wildlife of Namibia
Introduction: The ground squirrel (Xerus inauris) like its close relative the mountain ground squirrel, has no tree-dwelling tendencies and is therefore a ground living species. It has a characteristic long-haired tail, which when swung up along the back and rear of the head, presents a fan like appearance, due to the flattening of the hair, that also acts as a sunshade.
They have a preference for open terrain with sparse bush cover and avoid areas of loose sand which makes burrow construction difficult. They are diurnal and gregarious, living in colonies of about 30 in warrens with multi-entrances. These complicated underground systems can be recognized by the burrows eventually being raised above ground level. The building and re-building of new burrows and tunnels are a constant activity for ground squirrels.
The social organization is based upon a group of several females with their offspring. The adult males do not remain with one group, preferring to move around when the female is on heat. Ground squirrels only emerge from their burrows in the morning, well after the sun is up and retire before the sun sets. This is widely believed to be because their burrows retain a stable temperature.
Distribution: They are widely distributed in Namibia, except in the extreme north-west and are absent in the coastal areas and in regions of the south-west and north-east.
Diet: Their main food consists of the leaves and stems of grasses, seeds, bulbs, roots and plant stems. Although ground squirrels are predominantly vegetarians, their diet does include some insects as well.
Colouring: The upper parts are cinnamon in colour, with some individuals either a shade darker of lighter. They have a characteristic white lateral stripe, one on either side of the body and white rings around the eyes. The fan-like tail has long hair, broadly black at the base, then white, then black with broad white tips.
Breeding: Ground squirrels have their young at any time throughout the year. The gestation period is between 42 to 49 days. Females have a single litter once a year, with 1 to 3 young, who are born blind and naked.

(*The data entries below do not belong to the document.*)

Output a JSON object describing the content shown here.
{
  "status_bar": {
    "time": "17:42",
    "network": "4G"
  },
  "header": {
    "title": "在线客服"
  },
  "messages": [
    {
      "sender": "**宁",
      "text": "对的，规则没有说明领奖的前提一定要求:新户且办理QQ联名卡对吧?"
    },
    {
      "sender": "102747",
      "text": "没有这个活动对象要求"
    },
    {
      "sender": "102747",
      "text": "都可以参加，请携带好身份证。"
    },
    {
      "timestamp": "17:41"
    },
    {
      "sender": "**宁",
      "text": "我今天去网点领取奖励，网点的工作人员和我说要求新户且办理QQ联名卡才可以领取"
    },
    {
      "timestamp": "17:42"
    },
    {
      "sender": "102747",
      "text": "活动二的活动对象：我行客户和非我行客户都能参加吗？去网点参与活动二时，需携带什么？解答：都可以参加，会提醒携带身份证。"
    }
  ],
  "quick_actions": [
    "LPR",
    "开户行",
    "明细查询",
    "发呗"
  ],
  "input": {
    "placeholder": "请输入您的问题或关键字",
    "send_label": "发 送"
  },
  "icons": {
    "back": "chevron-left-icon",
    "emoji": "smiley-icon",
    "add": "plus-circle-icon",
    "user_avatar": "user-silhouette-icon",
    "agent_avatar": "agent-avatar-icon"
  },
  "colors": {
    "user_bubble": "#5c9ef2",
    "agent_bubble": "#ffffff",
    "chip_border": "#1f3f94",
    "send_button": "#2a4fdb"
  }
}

Size: Adults are about 45cm in overall length including the tail, which measures around half of the total size. They have an average mass of about 600g. Females are slightly smaller and lighter.
This small luxury camp is the latest addition to the Wolwedans Lodge collection. It is situated around 45km south of the other lodges and therefore offers an insight into a different aspect of the NamibRand Nature Reserve
A small intimate lodge in an amazing part of the Namib Desert. While the lodge can be used as a base from which to visit the dunes at Sossusvlei, the tranquil and beautiful environment make it a destination in it's own right
Dunes Camp is the simplest of the establishments on the Namib Rand reserve. Accommodation comes in the form of dome tents each with own bathroom.
Wooden units built on platforms overlooking the NamibRand Reserve. As with all the Wolwedans properties expect some of the best views in Namibia, great food and excellent service
An upmarket extension to the Dunes Lodge
Ever fancied your own house surrounded by nothing but the Namib Desert? This luxurious property gives you just that, and way more